    Hi, I’m sorry if this sounds silly, but I would like some clarification. I’m a registered nurse with a $20k help university debt. I just had a question regarding the limited guarantee, once you reach the 20% mark by paying off your mortgage, do you have to pay LMI when releasing the guarantor? How do you release the guarantor? Thanks in advance.

  • Hi Nellie,
    Lenders Mortgage Insurance (LMI) is typically only applicable when the loan amount exceeds 80% of the property value. So, once you’ve paid off your mortgage to below 80% LVR, you can release the guarantor without incurring LMI. In fact, you can actually release the guarantor when the LVR is below 90% with some lenders but you’ll be liable for LMI. There may be a small discharge fee ($300-350 on average) when removing a guarantor from the mortgage. To release the guarantor you’ll need to submit a discharge/refinance authority form with your lender and they will order their own valuation of the property.

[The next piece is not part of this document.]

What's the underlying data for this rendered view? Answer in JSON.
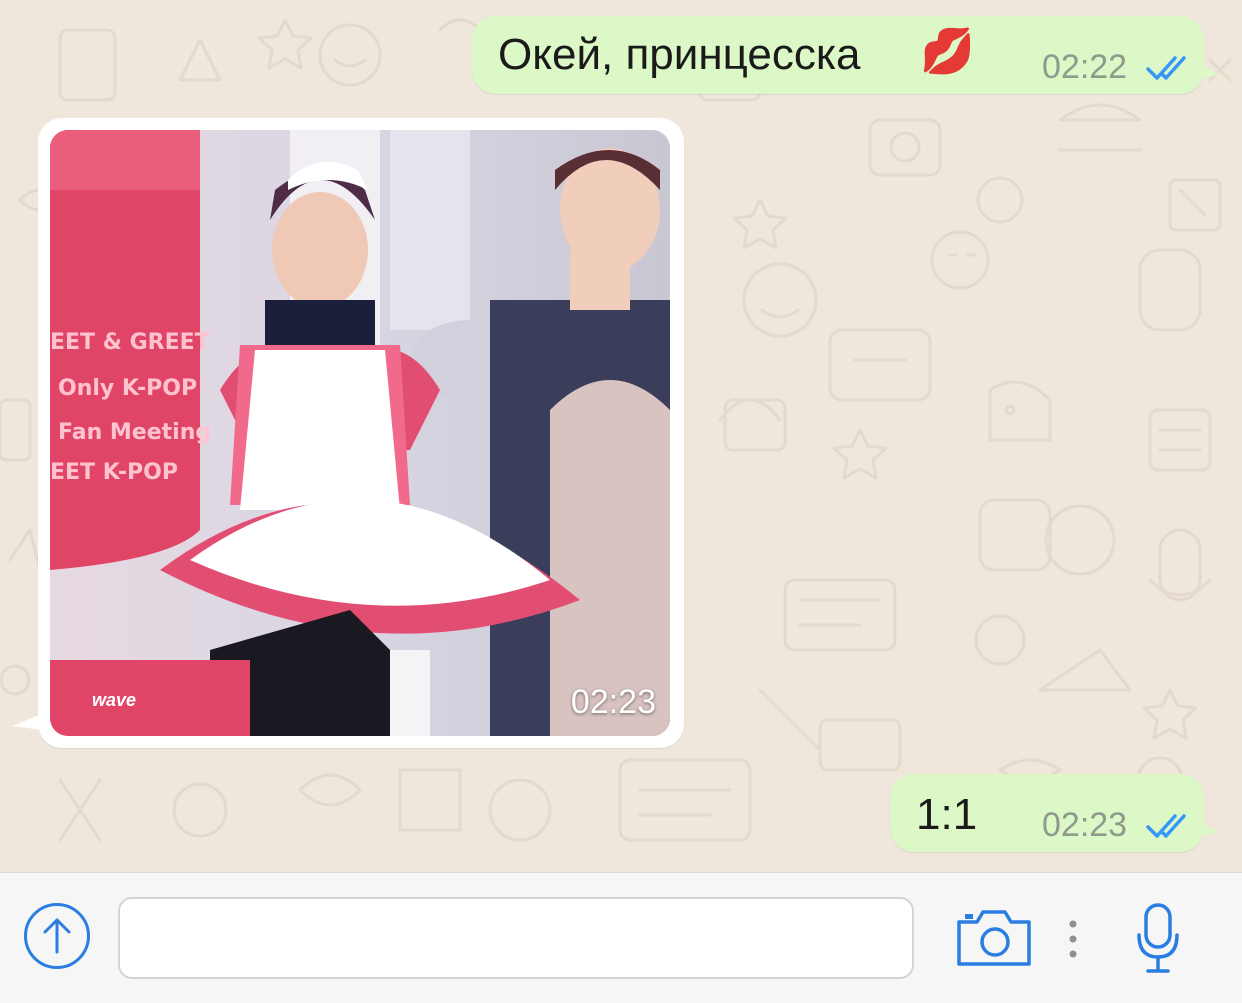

  • Piper

    Hi, I bought a property with my grandson 10 years ago and now I’m retired. I need him to take over the property in his name. The thing is it was really bought for him, I just had to be on the paperwork. Is there an easy way to do this?

  • Hi Piper,
    The best way to do this would be to speak to the lender directly as they hold the mortgage to the property. If you call their customer hotline, they shall be able to assist you.

  • Jimus Turner

    I’m looking at buying my grandparents house with help from a garentaur. I’m also being gifted a portion of this property to bring the overall price down which I know I have to pay gift tax on. In doing this would the amount I’ve been gifted instantly turn into equity and possibly bring me under the 80% lvr therefore I could release the garentaur sooner?

  • Hi Jimus,

    Some of our banks have special home loan lending policies for buying a property below market value. For example, there may be plenty of “gifted equity” in the property but banks are often hesitant to grant approval for the mortgage. The majority of banks will require you to have 5% in genuine savings no matter how much the property value has been discounted.

    Despite this, buying a property below market value is accepted by some of our banks with no savings whatsoever.

    If you’re gifted enough equity, you may not even need a guarantor. As an example, if your grandparent’s property is valued at $400,000 and you’re gifted 20% of the property value ($80,000). You can still get all the benefits such as paying no lenders mortgage insurance and avail interest rate discounts without a guarantor.

    Since, this will be a favourable purchase, a solicitor will need to draft the contract of sale.